[WHAT YOU NEED TO DO] An exact reproduction of each record is required.
[PROVIDED ENTRIES Boundary: Start]
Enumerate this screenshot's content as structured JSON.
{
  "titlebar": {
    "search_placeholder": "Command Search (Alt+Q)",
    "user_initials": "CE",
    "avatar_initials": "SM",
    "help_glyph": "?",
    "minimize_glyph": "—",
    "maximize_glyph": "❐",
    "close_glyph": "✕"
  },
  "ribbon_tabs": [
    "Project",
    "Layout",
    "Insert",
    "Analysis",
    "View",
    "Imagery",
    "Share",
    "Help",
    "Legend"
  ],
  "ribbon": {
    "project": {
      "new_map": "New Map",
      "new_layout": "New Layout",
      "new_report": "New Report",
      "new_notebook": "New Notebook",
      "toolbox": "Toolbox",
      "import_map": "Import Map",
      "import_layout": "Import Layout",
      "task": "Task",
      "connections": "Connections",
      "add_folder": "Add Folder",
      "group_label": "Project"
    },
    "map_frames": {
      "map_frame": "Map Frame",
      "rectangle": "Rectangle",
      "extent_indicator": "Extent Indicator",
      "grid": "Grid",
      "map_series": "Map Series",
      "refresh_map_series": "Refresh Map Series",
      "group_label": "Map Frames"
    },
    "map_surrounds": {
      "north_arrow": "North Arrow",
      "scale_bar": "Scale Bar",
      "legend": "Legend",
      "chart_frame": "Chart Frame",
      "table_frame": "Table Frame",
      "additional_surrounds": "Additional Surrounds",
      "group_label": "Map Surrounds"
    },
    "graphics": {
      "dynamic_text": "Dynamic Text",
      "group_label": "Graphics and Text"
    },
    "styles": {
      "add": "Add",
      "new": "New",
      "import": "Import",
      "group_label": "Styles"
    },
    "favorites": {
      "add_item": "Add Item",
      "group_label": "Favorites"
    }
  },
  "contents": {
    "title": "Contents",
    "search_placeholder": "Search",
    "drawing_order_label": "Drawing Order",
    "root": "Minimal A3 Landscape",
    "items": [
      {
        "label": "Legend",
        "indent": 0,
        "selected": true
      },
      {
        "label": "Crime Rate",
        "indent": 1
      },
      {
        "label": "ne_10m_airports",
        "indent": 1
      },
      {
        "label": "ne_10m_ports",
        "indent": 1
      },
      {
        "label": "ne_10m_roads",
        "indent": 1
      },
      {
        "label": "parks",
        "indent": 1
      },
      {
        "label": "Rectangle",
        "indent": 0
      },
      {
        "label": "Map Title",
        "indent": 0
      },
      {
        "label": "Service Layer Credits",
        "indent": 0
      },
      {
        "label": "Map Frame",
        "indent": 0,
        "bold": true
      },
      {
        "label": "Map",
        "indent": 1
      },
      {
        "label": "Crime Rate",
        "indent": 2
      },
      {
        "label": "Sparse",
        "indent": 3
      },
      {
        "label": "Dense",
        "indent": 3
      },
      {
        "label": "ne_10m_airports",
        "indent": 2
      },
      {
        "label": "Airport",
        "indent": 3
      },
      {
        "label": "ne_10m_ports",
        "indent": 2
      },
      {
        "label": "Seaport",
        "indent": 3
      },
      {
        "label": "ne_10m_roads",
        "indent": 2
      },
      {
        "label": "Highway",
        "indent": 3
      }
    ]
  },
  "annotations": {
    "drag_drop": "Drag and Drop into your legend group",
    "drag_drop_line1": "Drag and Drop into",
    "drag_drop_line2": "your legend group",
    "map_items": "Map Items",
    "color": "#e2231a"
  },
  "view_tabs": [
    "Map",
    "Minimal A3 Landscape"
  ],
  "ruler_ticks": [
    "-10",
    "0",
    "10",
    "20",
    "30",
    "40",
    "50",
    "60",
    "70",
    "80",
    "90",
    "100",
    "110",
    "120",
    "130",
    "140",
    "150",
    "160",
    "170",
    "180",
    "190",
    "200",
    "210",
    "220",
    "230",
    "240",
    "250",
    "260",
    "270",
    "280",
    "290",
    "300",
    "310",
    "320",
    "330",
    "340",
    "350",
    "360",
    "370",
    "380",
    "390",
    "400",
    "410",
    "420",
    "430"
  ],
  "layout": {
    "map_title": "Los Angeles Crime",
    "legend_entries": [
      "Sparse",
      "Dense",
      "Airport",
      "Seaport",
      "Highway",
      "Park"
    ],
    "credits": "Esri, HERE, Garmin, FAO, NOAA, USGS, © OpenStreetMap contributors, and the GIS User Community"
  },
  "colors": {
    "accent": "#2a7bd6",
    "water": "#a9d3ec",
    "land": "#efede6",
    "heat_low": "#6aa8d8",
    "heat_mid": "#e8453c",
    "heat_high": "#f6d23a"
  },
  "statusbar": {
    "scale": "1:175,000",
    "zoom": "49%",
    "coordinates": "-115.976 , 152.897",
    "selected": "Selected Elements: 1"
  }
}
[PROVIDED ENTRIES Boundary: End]
[SOLUTION TO THIS TASK]
Enumerate this screenshot's content as structured JSON.
{
  "titlebar": {
    "search_placeholder": "Command Search (Alt+Q)",
    "user_initials": "CE",
    "avatar_initials": "SM",
    "help_glyph": "?",
    "minimize_glyph": "—",
    "maximize_glyph": "❐",
    "close_glyph": "✕"
  },
  "ribbon_tabs": [
    "Project",
    "Layout",
    "Insert",
    "Analysis",
    "View",
    "Imagery",
    "Share",
    "Help",
    "Legend"
  ],
  "ribbon": {
    "project": {
      "new_map": "New Map",
      "new_layout": "New Layout",
      "new_report": "New Report",
      "new_notebook": "New Notebook",
      "toolbox": "Toolbox",
      "import_map": "Import Map",
      "import_layout": "Import Layout",
      "task": "Task",
      "connections": "Connections",
      "add_folder": "Add Folder",
      "group_label": "Project"
    },
    "map_frames": {
      "map_frame": "Map Frame",
      "rectangle": "Rectangle",
      "extent_indicator": "Extent Indicator",
      "grid": "Grid",
      "map_series": "Map Series",
      "refresh_map_series": "Refresh Map Series",
      "group_label": "Map Frames"
    },
    "map_surrounds": {
      "north_arrow": "North Arrow",
      "scale_bar": "Scale Bar",
      "legend": "Legend",
      "chart_frame": "Chart Frame",
      "table_frame": "Table Frame",
      "additional_surrounds": "Additional Surrounds",
      "group_label": "Map Surrounds"
    },
    "graphics": {
      "dynamic_text": "Dynamic Text",
      "group_label": "Graphics and Text"
    },
    "styles": {
      "add": "Add",
      "new": "New",
      "import": "Import",
      "group_label": "Styles"
    },
    "favorites": {
      "add_item": "Add Item",
      "group_label": "Favorites"
    }
  },
  "contents": {
    "title": "Contents",
    "search_placeholder": "Search",
    "drawing_order_label": "Drawing Order",
    "root": "Minimal A3 Landscape",
    "items": [
      {
        "label": "Legend",
        "indent": 0,
        "selected": true
      },
      {
        "label": "Crime Rate",
        "indent": 1
      },
      {
        "label": "ne_10m_airports",
        "indent": 1
      },
      {
        "label": "ne_10m_ports",
        "indent": 1
      },
      {
        "label": "ne_10m_roads",
        "indent": 1
      },
      {
        "label": "parks",
        "indent": 1
      },
      {
        "label": "Rectangle",
        "indent": 0
      },
      {
        "label": "Map Title",
        "indent": 0
      },
      {
        "label": "Service Layer Credits",
        "indent": 0
      },
      {
        "label": "Map Frame",
        "indent": 0,
        "bold": true
      },
      {
        "label": "Map",
        "indent": 1
      },
      {
        "label": "Crime Rate",
        "indent": 2
      },
      {
        "label": "Sparse",
        "indent": 3
      },
      {
        "label": "Dense",
        "indent": 3
      },
      {
        "label": "ne_10m_airports",
        "indent": 2
      },
      {
        "label": "Airport",
        "indent": 3
      },
      {
        "label": "ne_10m_ports",
        "indent": 2
      },
      {
        "label": "Seaport",
        "indent": 3
      },
      {
        "label": "ne_10m_roads",
        "indent": 2
      },
      {
        "label": "Highway",
        "indent": 3
      }
    ]
  },
  "annotations": {
    "drag_drop": "Drag and Drop into your legend group",
    "drag_drop_line1": "Drag and Drop into",
    "drag_drop_line2": "your legend group",
    "map_items": "Map Items",
    "color": "#e2231a"
  },
  "view_tabs": [
    "Map",
    "Minimal A3 Landscape"
  ],
  "ruler_ticks": [
    "-10",
    "0",
    "10",
    "20",
    "30",
    "40",
    "50",
    "60",
    "70",
    "80",
    "90",
    "100",
    "110",
    "120",
    "130",
    "140",
    "150",
    "160",
    "170",
    "180",
    "190",
    "200",
    "210",
    "220",
    "230",
    "240",
    "250",
    "260",
    "270",
    "280",
    "290",
    "300",
    "310",
    "320",
    "330",
    "340",
    "350",
    "360",
    "370",
    "380",
    "390",
    "400",
    "410",
    "420",
    "430"
  ],
  "layout": {
    "map_title": "Los Angeles Crime",
    "legend_entries": [
      "Sparse",
      "Dense",
      "Airport",
      "Seaport",
      "Highway",
      "Park"
    ],
    "credits": "Esri, HERE, Garmin, FAO, NOAA, USGS, © OpenStreetMap contributors, and the GIS User Community"
  },
  "colors": {
    "accent": "#2a7bd6",
    "water": "#a9d3ec",
    "land": "#efede6",
    "heat_low": "#6aa8d8",
    "heat_mid": "#e8453c",
    "heat_high": "#f6d23a"
  },
  "statusbar": {
    "scale": "1:175,000",
    "zoom": "49%",
    "coordinates": "-115.976 , 152.897",
    "selected": "Selected Elements: 1"
  }
}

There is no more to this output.